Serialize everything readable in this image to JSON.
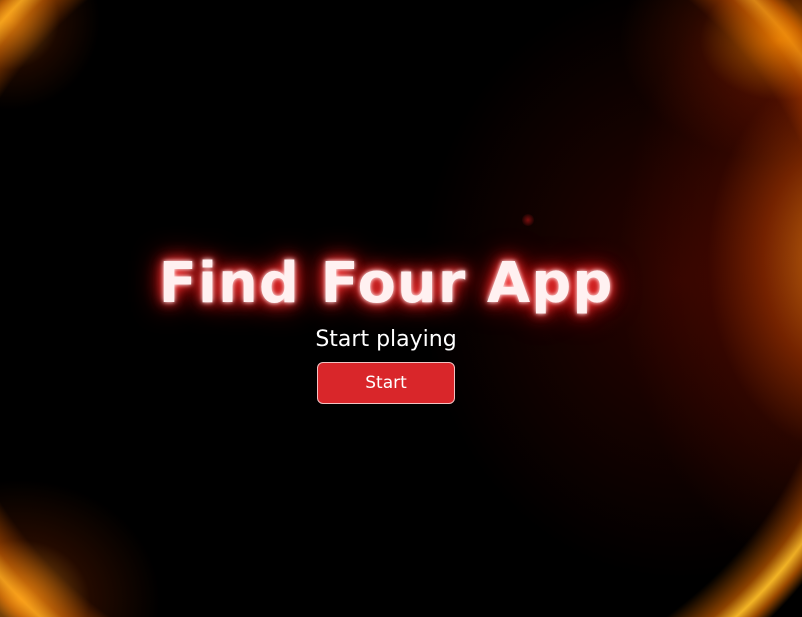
{
  "app": {
    "title": "Find Four App",
    "subtitle": "Start playing",
    "start_label": "Start"
  },
  "theme": {
    "background": "#000000",
    "title_glow": "#ff2020",
    "button_color": "#d9262a",
    "ring_color": "#ffb020"
  }
}
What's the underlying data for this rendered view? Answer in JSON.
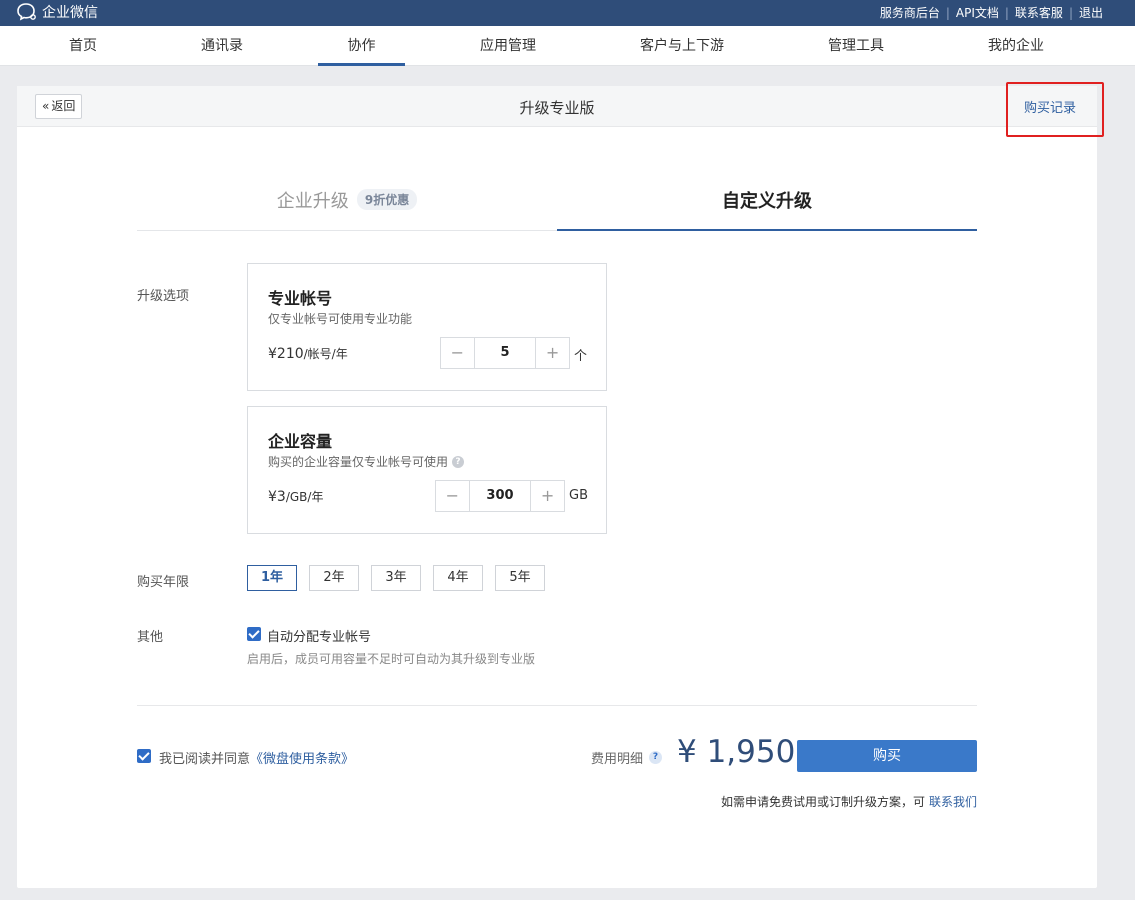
{
  "app": {
    "name": "企业微信"
  },
  "top_links": [
    "服务商后台",
    "API文档",
    "联系客服",
    "退出"
  ],
  "nav": [
    "首页",
    "通讯录",
    "协作",
    "应用管理",
    "客户与上下游",
    "管理工具",
    "我的企业"
  ],
  "nav_active": "协作",
  "header": {
    "back": "返回",
    "title": "升级专业版",
    "records": "购买记录"
  },
  "tabs": {
    "enterprise": "企业升级",
    "discount_badge": "9折优惠",
    "custom": "自定义升级"
  },
  "options": {
    "label": "升级选项",
    "account": {
      "title": "专业帐号",
      "desc": "仅专业帐号可使用专业功能",
      "price": "¥210",
      "price_unit": "/帐号/年",
      "quantity": "5",
      "unit": "个",
      "minus": "−",
      "plus": "+"
    },
    "storage": {
      "title": "企业容量",
      "desc": "购买的企业容量仅专业帐号可使用",
      "price": "¥3",
      "price_unit": "/GB/年",
      "quantity": "300",
      "unit": "GB",
      "minus": "−",
      "plus": "+"
    }
  },
  "duration": {
    "label": "购买年限",
    "years": [
      "1年",
      "2年",
      "3年",
      "4年",
      "5年"
    ],
    "selected": "1年"
  },
  "other": {
    "label": "其他",
    "checkbox_label": "自动分配专业帐号",
    "hint": "启用后，成员可用容量不足时可自动为其升级到专业版",
    "checked": true
  },
  "footer": {
    "agree_prefix": "我已阅读并同意",
    "agree_link": "《微盘使用条款》",
    "agreed": true,
    "fee_label": "费用明细",
    "total": "¥ 1,950",
    "buy": "购买",
    "note": "如需申请免费试用或订制升级方案，可",
    "contact": "联系我们"
  },
  "colors": {
    "topbar": "#2f4d79",
    "accent": "#2f5fa0",
    "buy_button": "#3a79c9",
    "highlight": "#e02020"
  }
}
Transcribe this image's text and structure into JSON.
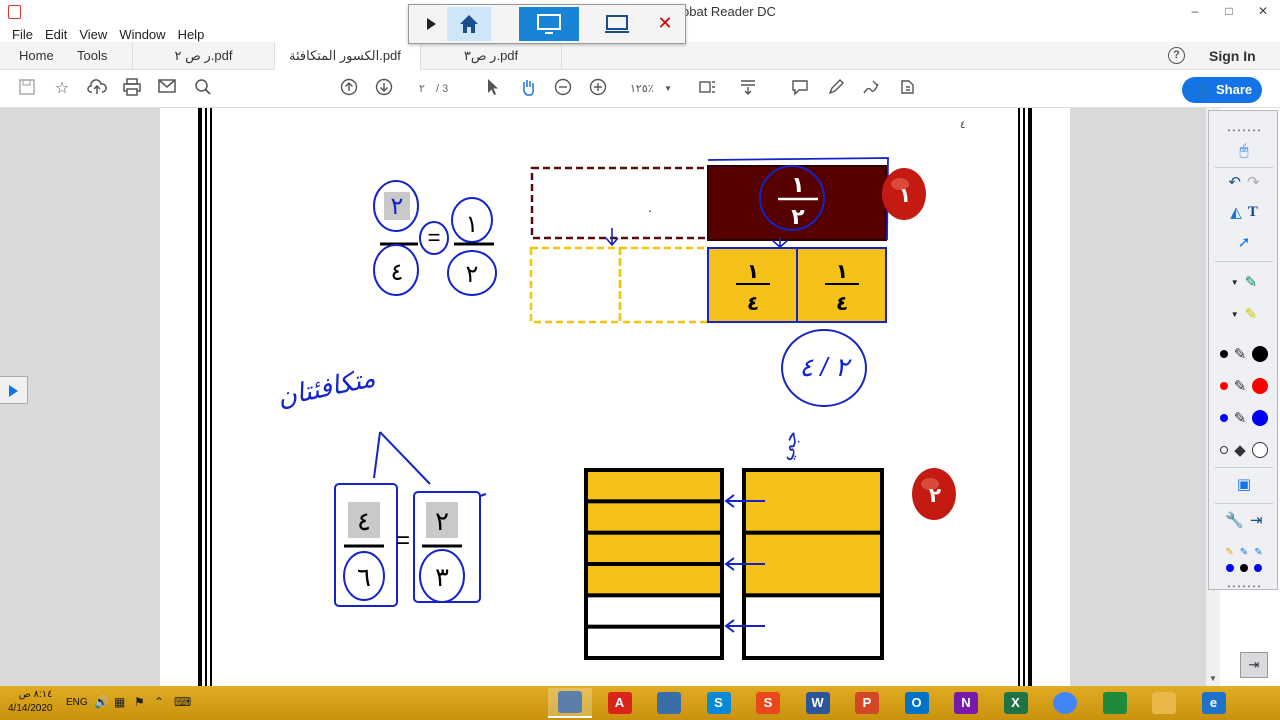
{
  "window": {
    "title": "obat Reader DC",
    "controls": [
      "–",
      "□",
      "✕"
    ],
    "doc_controls": [
      "–",
      "□",
      "✕"
    ]
  },
  "menu": [
    "File",
    "Edit",
    "View",
    "Window",
    "Help"
  ],
  "tabs": {
    "home": "Home",
    "tools": "Tools",
    "files": [
      {
        "label": "ر ص ٢.pdf",
        "active": false
      },
      {
        "label": "الكسور المتكافئة.pdf",
        "active": true
      },
      {
        "label": "ر ص٣.pdf",
        "active": false
      }
    ],
    "close_glyph": "✕",
    "help": "?",
    "sign_in": "Sign In"
  },
  "toolbar": {
    "current_page": "٢",
    "total_pages": "/ 3",
    "zoom": "١٢٥٪",
    "share": "Share"
  },
  "document": {
    "header_mark": "٤",
    "problem_1": {
      "badge": "١",
      "whole_fraction": {
        "num": "١",
        "den": "٢"
      },
      "quarter_cells": [
        {
          "num": "١",
          "den": "٤"
        },
        {
          "num": "١",
          "den": "٤"
        }
      ],
      "handwritten_equation": {
        "left": {
          "num": "١",
          "den": "٢"
        },
        "right": {
          "num": "٢",
          "den": "٤"
        }
      },
      "handwritten_answer": "٢ / ٤",
      "handwritten_word": "متكافئتان"
    },
    "problem_2": {
      "badge": "٢",
      "handwritten_mark": "جي",
      "equation": {
        "left": {
          "num": "٢",
          "den": "٣"
        },
        "right": {
          "num": "٤",
          "den": "٦"
        }
      },
      "left_bar_rows_shaded": 4,
      "left_bar_rows_total": 6,
      "right_bar_rows_shaded": 2,
      "right_bar_rows_total": 3
    }
  },
  "palette": {
    "colors": {
      "black": "#000000",
      "red": "#ff0000",
      "blue": "#0000ff",
      "white": "#ffffff",
      "teal": "#0a8a6a",
      "yellow": "#e6e600"
    }
  },
  "taskbar": {
    "time": "٨:١٤ ص",
    "date": "4/14/2020",
    "lang": "ENG",
    "apps": [
      {
        "icon": "app-window-icon",
        "letter": ""
      },
      {
        "icon": "acrobat-icon",
        "letter": "A"
      },
      {
        "icon": "app-icon",
        "letter": ""
      },
      {
        "icon": "skype-icon",
        "letter": "S"
      },
      {
        "icon": "slides-icon",
        "letter": "S"
      },
      {
        "icon": "word-icon",
        "letter": "W"
      },
      {
        "icon": "powerpoint-icon",
        "letter": "P"
      },
      {
        "icon": "outlook-icon",
        "letter": "O"
      },
      {
        "icon": "onenote-icon",
        "letter": "N"
      },
      {
        "icon": "excel-icon",
        "letter": "X"
      },
      {
        "icon": "chrome-icon",
        "letter": ""
      },
      {
        "icon": "spreadsheet-icon",
        "letter": ""
      },
      {
        "icon": "folder-icon",
        "letter": ""
      },
      {
        "icon": "edge-icon",
        "letter": "e"
      }
    ]
  }
}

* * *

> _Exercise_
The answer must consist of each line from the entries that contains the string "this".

> _Task solution_
Serialize everything readable in this image to JSON.
What's the underlying data for this rendered view? Answer in JSON.
Transcribe this image's text and structure into JSON.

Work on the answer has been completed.